“Covid-19 and Black Lives Matters created opportunities for a more direct and often difficult conversation about the existence and impact of institutional racism. Ubele experienced rejection by funders who seemed more interested in promoting diversity rather than acknowledging the need for racial justice. There is so much evidence about the lack of funding and support to our sector. I am passionate about seeing long term transformational change across the whole grant making sector and hope through our work, Ubele, which includes research, new grant programmes and longer-term strategic interventions) that I have been able to influence current and future strategy in this crucial area.”
Thanks Yvonne! Stay up to date with the work of The Ubele Initiative CIC via Twitter @ubeleinitiative.
Trustee of the Month - Linda McCord, Babylon Arts
Babylon Arts is an arts venue and charity (registered as ADEC, Arts Development in East Cambridgeshire), based in Ely. The organisation’s mission is to develop creativity and connect communities with art and culture. It achieves this by offering support for community groups, direct promotion of arts events, and arts-based project activity, in particular with young people and rural communities.
Linda told us about her role as Trustee:
“Being a trustee of Babylon Arts is very rewarding due to the breath of art and culture that the organisation delivers, enriching people’s lives. This is enhanced through working with really committed and enthusiastic staff and trustees. I have long admired what Babylon Arts does for the community and really enjoy being part of the board who consider and set the strategic direction of the organisation, to continue doing so.”
She also shared some of the challenges of the role:
“This is not without its challenges though, particularly in a difficult economic environment where many arts organisations are bidding for similar funding. Maintaining a positive attitude and working with staff and fellow trustees to innovate and consider new ideas is vital.”
Finally, she shared her advice for prospective trustees:

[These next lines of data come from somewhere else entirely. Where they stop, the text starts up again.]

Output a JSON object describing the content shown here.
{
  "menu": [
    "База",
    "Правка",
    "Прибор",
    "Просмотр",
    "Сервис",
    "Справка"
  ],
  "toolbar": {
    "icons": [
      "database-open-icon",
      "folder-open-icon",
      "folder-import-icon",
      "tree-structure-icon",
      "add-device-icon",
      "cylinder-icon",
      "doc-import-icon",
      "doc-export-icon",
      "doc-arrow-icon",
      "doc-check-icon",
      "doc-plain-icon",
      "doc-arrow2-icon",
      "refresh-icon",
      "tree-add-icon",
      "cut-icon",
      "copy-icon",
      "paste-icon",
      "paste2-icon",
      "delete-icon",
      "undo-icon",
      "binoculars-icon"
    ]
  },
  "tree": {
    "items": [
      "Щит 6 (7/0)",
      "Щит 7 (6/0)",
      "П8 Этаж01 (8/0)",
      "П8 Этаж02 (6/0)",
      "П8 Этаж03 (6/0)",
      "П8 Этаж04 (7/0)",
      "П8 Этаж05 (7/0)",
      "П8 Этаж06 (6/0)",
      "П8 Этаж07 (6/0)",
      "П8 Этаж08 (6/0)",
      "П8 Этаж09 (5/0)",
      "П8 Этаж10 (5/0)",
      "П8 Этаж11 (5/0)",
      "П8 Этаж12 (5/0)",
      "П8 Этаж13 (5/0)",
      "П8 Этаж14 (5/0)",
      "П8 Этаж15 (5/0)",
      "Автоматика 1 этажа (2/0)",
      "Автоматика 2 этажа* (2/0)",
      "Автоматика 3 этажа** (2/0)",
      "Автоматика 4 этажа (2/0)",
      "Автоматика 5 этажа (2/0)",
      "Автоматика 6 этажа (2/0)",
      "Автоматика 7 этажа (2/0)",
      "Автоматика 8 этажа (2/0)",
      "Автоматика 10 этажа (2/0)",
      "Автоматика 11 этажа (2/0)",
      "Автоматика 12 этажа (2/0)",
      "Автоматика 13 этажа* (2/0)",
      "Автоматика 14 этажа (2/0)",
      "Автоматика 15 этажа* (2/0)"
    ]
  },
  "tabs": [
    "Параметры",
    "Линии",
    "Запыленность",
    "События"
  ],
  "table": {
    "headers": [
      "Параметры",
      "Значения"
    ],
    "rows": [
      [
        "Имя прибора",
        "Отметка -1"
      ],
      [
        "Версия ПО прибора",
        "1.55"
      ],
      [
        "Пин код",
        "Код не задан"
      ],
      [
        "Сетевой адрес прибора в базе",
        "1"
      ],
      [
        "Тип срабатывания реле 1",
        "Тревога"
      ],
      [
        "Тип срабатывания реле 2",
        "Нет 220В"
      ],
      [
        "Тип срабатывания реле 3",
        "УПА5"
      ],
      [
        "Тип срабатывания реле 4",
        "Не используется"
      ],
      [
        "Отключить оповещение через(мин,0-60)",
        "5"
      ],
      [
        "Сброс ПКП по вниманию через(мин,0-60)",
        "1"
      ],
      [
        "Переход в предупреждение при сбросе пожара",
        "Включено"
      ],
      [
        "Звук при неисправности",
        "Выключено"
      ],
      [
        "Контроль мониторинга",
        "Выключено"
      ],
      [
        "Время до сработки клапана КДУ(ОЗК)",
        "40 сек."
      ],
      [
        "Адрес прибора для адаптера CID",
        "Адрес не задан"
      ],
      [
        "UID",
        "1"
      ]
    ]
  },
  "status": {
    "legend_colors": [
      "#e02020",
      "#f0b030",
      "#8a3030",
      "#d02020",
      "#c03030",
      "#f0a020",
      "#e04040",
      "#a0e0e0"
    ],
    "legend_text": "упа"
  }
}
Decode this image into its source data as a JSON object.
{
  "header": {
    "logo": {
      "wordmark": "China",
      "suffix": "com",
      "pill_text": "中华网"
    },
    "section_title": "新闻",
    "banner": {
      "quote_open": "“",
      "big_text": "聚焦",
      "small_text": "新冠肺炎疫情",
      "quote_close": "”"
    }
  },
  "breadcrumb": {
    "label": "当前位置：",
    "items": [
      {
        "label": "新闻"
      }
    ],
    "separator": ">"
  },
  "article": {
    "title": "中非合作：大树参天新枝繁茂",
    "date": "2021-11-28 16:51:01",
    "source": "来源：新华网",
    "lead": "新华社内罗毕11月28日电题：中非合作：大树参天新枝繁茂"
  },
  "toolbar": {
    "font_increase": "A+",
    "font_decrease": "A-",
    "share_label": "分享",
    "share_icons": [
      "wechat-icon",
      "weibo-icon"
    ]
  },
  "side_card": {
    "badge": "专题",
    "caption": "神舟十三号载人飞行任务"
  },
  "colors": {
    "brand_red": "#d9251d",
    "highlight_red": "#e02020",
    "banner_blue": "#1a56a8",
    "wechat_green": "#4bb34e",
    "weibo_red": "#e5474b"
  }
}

“There is a time commitment to being a trustee, so my key advice to anyone considering the role is to take time to find an organisation that you admire and would enjoy being part of.”
Thanks Linda! Stay up to date with the work of Babylon Arts via Twitter @BabylonArtsEly.